Last but not least, check the bolts on your crank arms and cranks. They do come loose and need re-tightening and re-lubing from time to time. If you are uncomfortable with tightening any of these, just stop in your local bike shop. The mechanics are happy to help with a quick safety/squeak check.

Bike transportation is a big culprit when it comes to stuff getting knocked loose. Take your time when loading and unloading your bike. It is also a good idea to do a pre-ride safety check each time you ride. Also, lube is your bike’s friend and it’s not a bad idea to add it to your saddle bag.

Now you can stop the squeaking and enjoy your noise-free ride.

Two Reasons for Skipping Chains

Learn what causes skipping chains and what you can do about it

There are two main causes for skipping chains. The most common cause is the misalignment of the rear cogs and the chain itself. The second most common cause of skipping chains is wearing on the chain, cassette, and/or the chainrings. Read below to see what causes each and how you can prevent chain skipping and extend the life of your bike.

There are several things that can cause the misalignment of the rear cogs and the chain.

  • Improper cable tension. When the tension is incorrect the chain does not sit inline with the corresponding cassette cog and it is trying to jump to the next cog.
  • Dirty cable. The dirt prevents the cable from moving like it needs to.
  • Slightly bent hanger for the rear derailleur. Can affect the alignment.

Learn what you can do about skipping chains on your bike.Skipping chains will wear on the chain, cassette, and/or the chainrings. The chain is the most likely to wear out first since it is made entirely of small, moving parts. Those parts tend to wear out faster when they are dirty or ridden dry. Chains on most modern drivetrains usually last anywhere from 1500 to 2000 miles. This can change depending on your riding style and how well you maintain your bike. If you keep your drivetrain clean and you tend to spin at a slightly higher cadence then you will get more mileage out of your chain. Follow these six steps to clean your drivetrain.

When the chain wears, it no longer sits evenly on the cassette cogs and chainrings. As this goes on the chain will eventually start to jump since the chain wears much faster than the cassette and chainrings. If you let your chain go too long it will start to wear down the teeth of the cassette first and then the chainrings. If the chain is replaced before it is too worn the cassette and chainrings will outlast the chain many times over.
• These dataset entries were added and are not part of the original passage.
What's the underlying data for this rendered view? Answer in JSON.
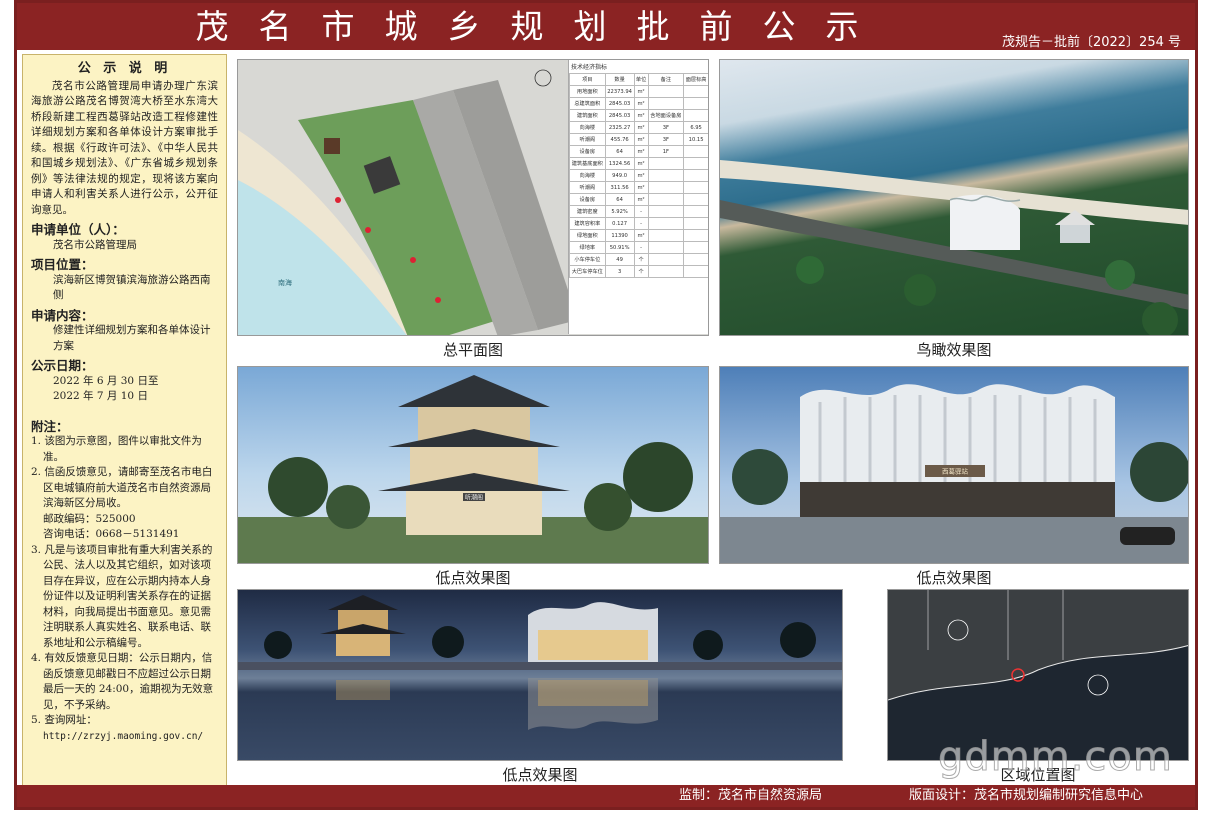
{
  "header": {
    "title": "茂名市城乡规划批前公示",
    "doc_number": "茂规告－批前〔2022〕254 号"
  },
  "notice": {
    "heading": "公 示 说 明",
    "text": "茂名市公路管理局申请办理广东滨海旅游公路茂名博贺湾大桥至水东湾大桥段新建工程西葛驿站改造工程修建性详细规划方案和各单体设计方案审批手续。根据《行政许可法》、《中华人民共和国城乡规划法》、《广东省城乡规划条例》等法律法规的规定，现将该方案向申请人和利害关系人进行公示，公开征询意见。",
    "applicant_label": "申请单位（人）：",
    "applicant": "茂名市公路管理局",
    "location_label": "项目位置：",
    "location": "滨海新区博贺镇滨海旅游公路西南侧",
    "content_label": "申请内容：",
    "content": "修建性详细规划方案和各单体设计方案",
    "date_label": "公示日期：",
    "date_from": "2022 年 6 月 30 日至",
    "date_to": "2022 年 7 月 10 日",
    "appendix_label": "附注：",
    "notes": [
      "1. 该图为示意图，图件以审批文件为准。",
      "2. 信函反馈意见，请邮寄至茂名市电白区电城镇府前大道茂名市自然资源局滨海新区分局收。",
      "邮政编码：525000",
      "咨询电话：0668－5131491",
      "3. 凡是与该项目审批有重大利害关系的公民、法人以及其它组织，如对该项目存在异议，应在公示期内持本人身份证件以及证明利害关系存在的证据材料，向我局提出书面意见。意见需注明联系人真实姓名、联系电话、联系地址和公示稿编号。",
      "4. 有效反馈意见日期：公示日期内，信函反馈意见邮戳日不应超过公示日期最后一天的 24:00，逾期视为无效意见，不予采纳。",
      "5. 查询网址：",
      "http://zrzyj.maoming.gov.cn/"
    ]
  },
  "captions": {
    "site_plan": "总平面图",
    "aerial": "鸟瞰效果图",
    "low1": "低点效果图",
    "low2": "低点效果图",
    "low3": "低点效果图",
    "location_map": "区域位置图"
  },
  "tech_table": {
    "title": "技术经济指标",
    "headers": [
      "项目",
      "数量",
      "单位",
      "备注",
      "面层标高"
    ],
    "rows": [
      [
        "用地面积",
        "22373.94",
        "m²",
        "",
        ""
      ],
      [
        "总建筑面积",
        "2845.03",
        "m²",
        "",
        ""
      ],
      [
        "建筑面积",
        "2845.03",
        "m²",
        "含地面设备房",
        ""
      ],
      [
        "向海楼",
        "2325.27",
        "m²",
        "3F",
        "6.95"
      ],
      [
        "听潮阁",
        "455.76",
        "m²",
        "3F",
        "10.15"
      ],
      [
        "设备房",
        "64",
        "m²",
        "1F",
        ""
      ],
      [
        "建筑基底面积",
        "1324.56",
        "m²",
        "",
        ""
      ],
      [
        "向海楼",
        "949.0",
        "m²",
        "",
        ""
      ],
      [
        "听潮阁",
        "311.56",
        "m²",
        "",
        ""
      ],
      [
        "设备房",
        "64",
        "m²",
        "",
        ""
      ],
      [
        "建筑密度",
        "5.92%",
        "-",
        "",
        ""
      ],
      [
        "建筑容积率",
        "0.127",
        "-",
        "",
        ""
      ],
      [
        "绿地面积",
        "11390",
        "m²",
        "",
        ""
      ],
      [
        "绿地率",
        "50.91%",
        "-",
        "",
        ""
      ],
      [
        "小车停车位",
        "49",
        "个",
        "",
        ""
      ],
      [
        "大巴车停车位",
        "3",
        "个",
        "",
        ""
      ]
    ]
  },
  "site_plan": {
    "sea_label": "南海"
  },
  "pagoda": {
    "sign": "听潮阁"
  },
  "hall": {
    "sign": "西葛驿站"
  },
  "footer": {
    "supervisor": "监制：茂名市自然资源局",
    "design": "版面设计：茂名市规划编制研究信息中心"
  },
  "watermark": "gdmm.com"
}
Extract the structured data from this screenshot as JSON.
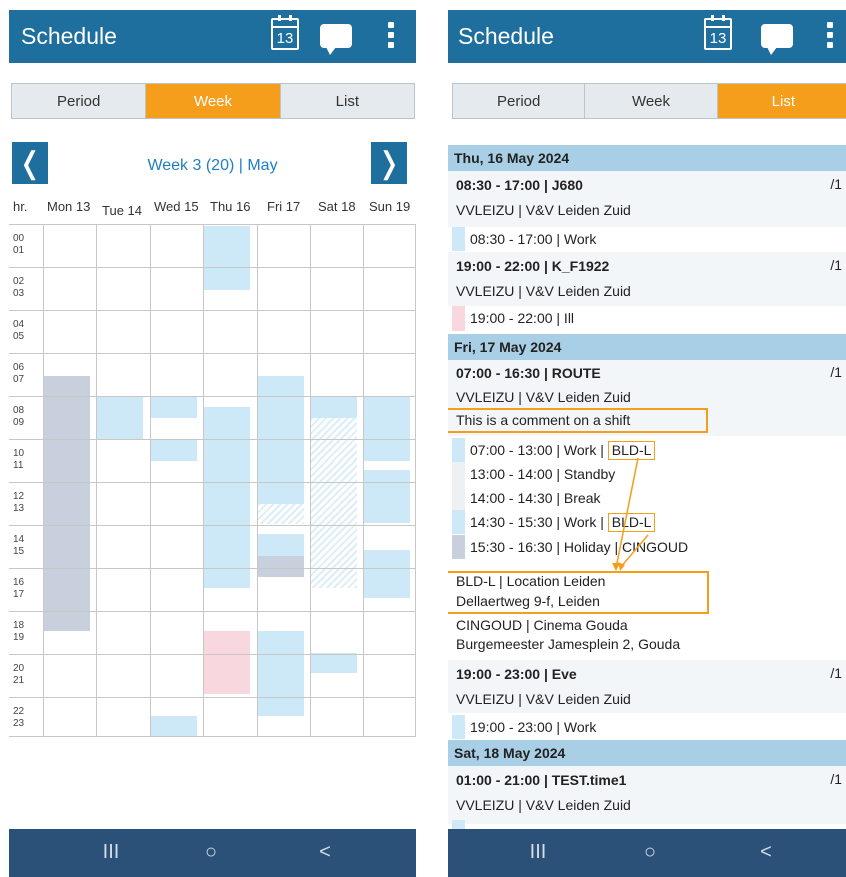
{
  "left_screen": {
    "title": "Schedule",
    "calendar_icon_number": "13",
    "tabs": [
      "Period",
      "Week",
      "List"
    ],
    "active_tab": "Week",
    "week_label": "Week 3 (20) | May",
    "prev_symbol": "❬",
    "next_symbol": "❭",
    "hour_header": "hr.",
    "days": [
      "Mon 13",
      "Tue 14",
      "Wed 15",
      "Thu 16",
      "Fri 17",
      "Sat 18",
      "Sun 19"
    ],
    "hours": [
      [
        "00",
        "01"
      ],
      [
        "02",
        "03"
      ],
      [
        "04",
        "05"
      ],
      [
        "06",
        "07"
      ],
      [
        "08",
        "09"
      ],
      [
        "10",
        "11"
      ],
      [
        "12",
        "13"
      ],
      [
        "14",
        "15"
      ],
      [
        "16",
        "17"
      ],
      [
        "18",
        "19"
      ],
      [
        "20",
        "21"
      ],
      [
        "22",
        "23"
      ]
    ]
  },
  "right_screen": {
    "title": "Schedule",
    "calendar_icon_number": "13",
    "tabs": [
      "Period",
      "Week",
      "List"
    ],
    "active_tab": "List",
    "day_headers": {
      "thu": "Thu, 16 May 2024",
      "fri": "Fri, 17 May 2024",
      "sat": "Sat, 18 May 2024"
    },
    "shifts": {
      "j680": {
        "title": "08:30 - 17:00 | J680",
        "location": "VVLEIZU | V&V Leiden Zuid",
        "count": "/1",
        "line1": "08:30 - 17:00 | Work"
      },
      "kf1922": {
        "title": "19:00 - 22:00 | K_F1922",
        "location": "VVLEIZU | V&V Leiden Zuid",
        "count": "/1",
        "line1": "19:00 - 22:00 | Ill"
      },
      "route": {
        "title": "07:00 - 16:30 | ROUTE",
        "location": "VVLEIZU | V&V Leiden Zuid",
        "count": "/1",
        "comment": "This is a comment on a shift",
        "line1_prefix": "07:00 - 13:00 | Work |",
        "line1_tag": "BLD-L",
        "line2": "13:00 - 14:00 | Standby",
        "line3": "14:00 - 14:30 | Break",
        "line4_prefix": "14:30 - 15:30 | Work |",
        "line4_tag": "BLD-L",
        "line5": "15:30 - 16:30 | Holiday | CINGOUD",
        "loc1_name": "BLD-L | Location Leiden",
        "loc1_addr": "Dellaertweg 9-f, Leiden",
        "loc2_name": "CINGOUD | Cinema Gouda",
        "loc2_addr": "Burgemeester Jamesplein 2, Gouda"
      },
      "eve": {
        "title": "19:00 - 23:00 | Eve",
        "location": "VVLEIZU | V&V Leiden Zuid",
        "count": "/1",
        "line1": "19:00 - 23:00 | Work"
      },
      "test": {
        "title": "01:00 - 21:00 | TEST.time1",
        "location": "VVLEIZU | V&V Leiden Zuid",
        "count": "/1"
      }
    }
  },
  "navbar": {
    "recents": "III",
    "home": "○",
    "back": "<"
  },
  "colors": {
    "app_bar": "#1e6e9e",
    "active_tab": "#f59e1b",
    "shift_blue": "#cde8f6",
    "shift_grey": "#c9d0dd",
    "shift_pink": "#f8d7df",
    "day_header": "#a9cfe6",
    "nav_bar": "#2b5178",
    "annotation": "#f59e1b"
  }
}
You’d much rather want to replace your chain than the cassette and chainrings.

Use this bike tool to measure chain wear at home. You can also call James Balentine at City Limit Cycles. He can measure it for you and make any necessary adjustments and/or fixes.